Indeed it is for this reason that Saint Paul remarks that it is in Christ that we have been restored to the perfection of the relationship we desire with the Father. By his blood, that is by his sacrifice, “you who once were far off have been brought near” (Eph. 2: 13). In Christ the old law has been abrogated, “that he might create in himself one new man” (Eph. 2: 15). This new covenant, won by Christ’s passion and death, is the covenant which we celebrate here in the offering of the Eucharistic sacrifice. By virtue of our baptismal incorporation into the mystical body of Christ, the Church, we are made one in him. By our participation in the sacrificial oblation of Christ on the cross, and by our reception of the sacramental grace which he offers us in his life—the life of the Church—we are united to that same Christ who is sent to be the good shepherd who will restore us to the right way. For this reason we can be certain, too, that those who share the apostolic ministry of the Twelve—their successors as our bishops—have the charism to speak with the authentic voice of Christ because the Church, which is Christ, has appointed them to restore what (in the old law) was corrupted.
As in the gospel, so today. When Christ sees us as “sheep without a shepherd” he does not leave us abandoned. Even as he ascends to his Father he promises, “I will not leave you desolate; I will come to you” (Jn 14: 18). And so in the apostolic ministry of the Church—one of the essential marks that Christ is truly present in the institution which we see and of which we are a part—he fulfills that vow, sending the Holy Spirit to make his life and teaching apparent to us now in the life and teaching of his apostles: the bishops in communion with the successor of Saint Peter.

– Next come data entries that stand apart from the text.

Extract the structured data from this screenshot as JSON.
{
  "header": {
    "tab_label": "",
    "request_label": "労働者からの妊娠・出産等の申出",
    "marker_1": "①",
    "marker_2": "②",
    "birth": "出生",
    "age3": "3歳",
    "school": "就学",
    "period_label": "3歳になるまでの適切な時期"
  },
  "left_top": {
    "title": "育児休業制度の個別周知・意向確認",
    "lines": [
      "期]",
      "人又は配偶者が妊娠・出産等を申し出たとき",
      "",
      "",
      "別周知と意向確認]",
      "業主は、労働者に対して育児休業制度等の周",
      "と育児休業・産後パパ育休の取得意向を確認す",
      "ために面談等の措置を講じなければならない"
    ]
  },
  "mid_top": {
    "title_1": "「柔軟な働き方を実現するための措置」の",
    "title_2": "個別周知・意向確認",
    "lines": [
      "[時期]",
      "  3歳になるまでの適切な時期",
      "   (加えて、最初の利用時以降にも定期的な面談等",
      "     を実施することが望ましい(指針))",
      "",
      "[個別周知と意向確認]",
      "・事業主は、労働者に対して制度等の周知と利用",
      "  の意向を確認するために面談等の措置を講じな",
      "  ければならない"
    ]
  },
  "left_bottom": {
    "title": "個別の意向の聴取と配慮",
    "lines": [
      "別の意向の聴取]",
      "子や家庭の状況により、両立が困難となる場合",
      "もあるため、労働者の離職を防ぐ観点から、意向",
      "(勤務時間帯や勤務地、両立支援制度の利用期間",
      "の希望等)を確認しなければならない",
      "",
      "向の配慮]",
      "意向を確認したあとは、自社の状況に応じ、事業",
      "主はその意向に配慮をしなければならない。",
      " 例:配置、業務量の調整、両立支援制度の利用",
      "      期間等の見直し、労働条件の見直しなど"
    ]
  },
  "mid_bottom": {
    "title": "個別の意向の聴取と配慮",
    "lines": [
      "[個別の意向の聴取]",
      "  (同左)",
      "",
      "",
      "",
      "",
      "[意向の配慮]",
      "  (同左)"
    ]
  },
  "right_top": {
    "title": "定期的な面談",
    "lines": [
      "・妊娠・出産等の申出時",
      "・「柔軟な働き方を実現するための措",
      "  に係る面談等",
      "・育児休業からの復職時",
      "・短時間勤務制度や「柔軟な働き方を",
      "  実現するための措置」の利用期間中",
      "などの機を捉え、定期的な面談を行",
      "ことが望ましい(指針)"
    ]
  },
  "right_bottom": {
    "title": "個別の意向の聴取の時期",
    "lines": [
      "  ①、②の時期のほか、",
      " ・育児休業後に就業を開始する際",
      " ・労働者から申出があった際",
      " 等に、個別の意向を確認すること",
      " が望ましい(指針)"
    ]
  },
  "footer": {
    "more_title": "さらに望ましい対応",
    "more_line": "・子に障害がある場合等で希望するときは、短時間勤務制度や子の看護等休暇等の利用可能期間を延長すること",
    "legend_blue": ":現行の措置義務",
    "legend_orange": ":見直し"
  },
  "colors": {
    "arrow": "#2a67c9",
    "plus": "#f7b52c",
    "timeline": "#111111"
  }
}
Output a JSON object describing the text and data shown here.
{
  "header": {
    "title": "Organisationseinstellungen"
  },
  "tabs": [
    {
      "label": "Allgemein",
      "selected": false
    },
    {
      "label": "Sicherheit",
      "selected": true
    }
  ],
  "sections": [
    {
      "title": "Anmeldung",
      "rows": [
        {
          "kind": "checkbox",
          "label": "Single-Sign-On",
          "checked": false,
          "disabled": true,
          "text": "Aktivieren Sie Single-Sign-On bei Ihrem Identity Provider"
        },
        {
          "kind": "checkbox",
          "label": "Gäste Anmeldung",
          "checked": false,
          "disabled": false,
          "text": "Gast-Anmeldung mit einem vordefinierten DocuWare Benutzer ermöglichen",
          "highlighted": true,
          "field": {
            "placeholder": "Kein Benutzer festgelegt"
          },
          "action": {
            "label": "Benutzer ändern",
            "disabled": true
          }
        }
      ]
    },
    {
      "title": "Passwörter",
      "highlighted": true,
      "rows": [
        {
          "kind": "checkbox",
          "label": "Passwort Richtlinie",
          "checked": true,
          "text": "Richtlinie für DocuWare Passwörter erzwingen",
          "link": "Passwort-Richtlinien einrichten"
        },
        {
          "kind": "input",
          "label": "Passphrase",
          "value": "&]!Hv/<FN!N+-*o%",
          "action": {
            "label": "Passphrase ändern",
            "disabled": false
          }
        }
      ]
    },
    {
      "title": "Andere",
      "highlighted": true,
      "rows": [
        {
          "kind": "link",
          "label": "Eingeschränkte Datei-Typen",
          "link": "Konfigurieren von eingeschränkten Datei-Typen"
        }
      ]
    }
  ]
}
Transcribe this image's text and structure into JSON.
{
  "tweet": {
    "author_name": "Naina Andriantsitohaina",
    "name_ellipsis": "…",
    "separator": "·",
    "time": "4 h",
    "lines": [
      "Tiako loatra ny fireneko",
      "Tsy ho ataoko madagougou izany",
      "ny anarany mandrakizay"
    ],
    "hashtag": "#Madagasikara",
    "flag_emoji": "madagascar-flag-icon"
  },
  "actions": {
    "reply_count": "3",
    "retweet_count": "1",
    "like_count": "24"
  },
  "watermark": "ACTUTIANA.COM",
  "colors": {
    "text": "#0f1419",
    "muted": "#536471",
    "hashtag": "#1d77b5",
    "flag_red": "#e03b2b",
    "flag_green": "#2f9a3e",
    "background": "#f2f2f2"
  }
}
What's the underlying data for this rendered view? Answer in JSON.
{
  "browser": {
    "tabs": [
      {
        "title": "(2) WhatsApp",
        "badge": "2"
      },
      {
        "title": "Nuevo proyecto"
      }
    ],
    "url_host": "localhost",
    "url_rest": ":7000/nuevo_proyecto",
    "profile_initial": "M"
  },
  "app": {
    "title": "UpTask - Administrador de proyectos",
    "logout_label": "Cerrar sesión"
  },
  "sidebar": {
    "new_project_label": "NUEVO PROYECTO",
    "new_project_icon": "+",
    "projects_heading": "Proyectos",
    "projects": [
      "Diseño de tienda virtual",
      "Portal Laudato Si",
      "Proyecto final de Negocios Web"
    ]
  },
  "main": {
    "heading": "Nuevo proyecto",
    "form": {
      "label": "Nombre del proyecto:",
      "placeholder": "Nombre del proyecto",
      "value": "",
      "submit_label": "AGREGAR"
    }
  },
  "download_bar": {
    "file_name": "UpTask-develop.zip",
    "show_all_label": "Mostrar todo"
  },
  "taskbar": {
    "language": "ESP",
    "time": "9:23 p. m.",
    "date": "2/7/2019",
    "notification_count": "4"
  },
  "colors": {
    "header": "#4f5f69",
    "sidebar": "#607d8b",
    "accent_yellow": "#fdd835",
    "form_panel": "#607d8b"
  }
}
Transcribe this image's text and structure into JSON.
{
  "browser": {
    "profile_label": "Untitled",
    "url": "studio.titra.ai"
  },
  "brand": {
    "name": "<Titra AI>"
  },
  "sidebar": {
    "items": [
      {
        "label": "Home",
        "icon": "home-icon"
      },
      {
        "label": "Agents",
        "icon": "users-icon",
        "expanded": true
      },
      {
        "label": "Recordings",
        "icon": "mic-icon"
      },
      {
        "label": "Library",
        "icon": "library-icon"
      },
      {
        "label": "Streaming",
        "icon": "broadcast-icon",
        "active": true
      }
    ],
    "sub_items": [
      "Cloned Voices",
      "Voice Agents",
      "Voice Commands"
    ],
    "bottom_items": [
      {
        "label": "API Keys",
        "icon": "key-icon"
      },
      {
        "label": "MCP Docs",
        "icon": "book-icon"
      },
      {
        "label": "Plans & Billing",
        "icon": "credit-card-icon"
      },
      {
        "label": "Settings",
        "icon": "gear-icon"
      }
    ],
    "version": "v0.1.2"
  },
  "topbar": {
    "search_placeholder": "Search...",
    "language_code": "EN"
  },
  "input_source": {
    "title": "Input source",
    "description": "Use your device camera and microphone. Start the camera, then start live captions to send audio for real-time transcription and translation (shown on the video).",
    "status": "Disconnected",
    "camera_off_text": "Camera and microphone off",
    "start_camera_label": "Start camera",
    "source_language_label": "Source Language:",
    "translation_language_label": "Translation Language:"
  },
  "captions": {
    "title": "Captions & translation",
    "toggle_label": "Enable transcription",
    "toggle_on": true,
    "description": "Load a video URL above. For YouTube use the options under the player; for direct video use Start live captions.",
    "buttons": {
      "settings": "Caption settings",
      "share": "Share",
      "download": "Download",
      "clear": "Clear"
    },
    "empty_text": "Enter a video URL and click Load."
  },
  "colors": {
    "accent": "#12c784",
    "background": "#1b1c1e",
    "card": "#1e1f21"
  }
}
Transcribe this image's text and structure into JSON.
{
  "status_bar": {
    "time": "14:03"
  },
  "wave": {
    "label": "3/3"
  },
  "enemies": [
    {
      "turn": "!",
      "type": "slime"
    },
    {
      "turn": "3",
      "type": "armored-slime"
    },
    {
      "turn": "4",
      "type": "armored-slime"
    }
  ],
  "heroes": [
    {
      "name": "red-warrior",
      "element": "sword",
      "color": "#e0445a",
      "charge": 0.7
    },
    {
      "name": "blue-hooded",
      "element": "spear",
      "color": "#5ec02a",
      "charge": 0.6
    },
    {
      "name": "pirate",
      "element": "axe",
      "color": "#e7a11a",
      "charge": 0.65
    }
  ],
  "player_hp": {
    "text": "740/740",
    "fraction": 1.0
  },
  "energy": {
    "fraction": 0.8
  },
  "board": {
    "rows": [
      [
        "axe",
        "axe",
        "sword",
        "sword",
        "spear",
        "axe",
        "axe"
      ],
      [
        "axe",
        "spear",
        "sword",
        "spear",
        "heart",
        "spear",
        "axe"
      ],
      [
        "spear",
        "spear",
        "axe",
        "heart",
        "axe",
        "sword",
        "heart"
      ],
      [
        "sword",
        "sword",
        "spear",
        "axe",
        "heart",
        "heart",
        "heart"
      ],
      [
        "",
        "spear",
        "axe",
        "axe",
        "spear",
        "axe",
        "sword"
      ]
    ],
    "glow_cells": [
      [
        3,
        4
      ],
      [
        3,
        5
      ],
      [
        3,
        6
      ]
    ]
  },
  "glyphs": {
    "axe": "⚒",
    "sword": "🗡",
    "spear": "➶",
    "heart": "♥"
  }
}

Conscious of this great and reconciling gift, made possible by the sacrifice of himself for us, we must respond completely and with joy. Aware of his essential and abiding presence in the Church, and the authenticity given by him to her teachings, those who wish to call themselves “Christian” can but seek to live in the communion of life and love which is the one holy, Catholic and Apostolic Church. To live in Christ means not simply to live alongside him, but to be immersed in him, the way, the truth, and the life; to be shepherded by his firm but gentle rule to the paths of righteousness from which we might otherwise stray, and (when necessary) to be rescued by him, through the apostolic ministry he entrusts to the pastors of his Church and those who co-operate in their pastoral mission.
Let us pray Almighty God for the grace to be open to his love for us, that our hearts may be made docile to his will, and that subject to his care all peoples might be brought to the safety of the sheepfold that there may be “one flock, one shepherd”, even Christ our Lord.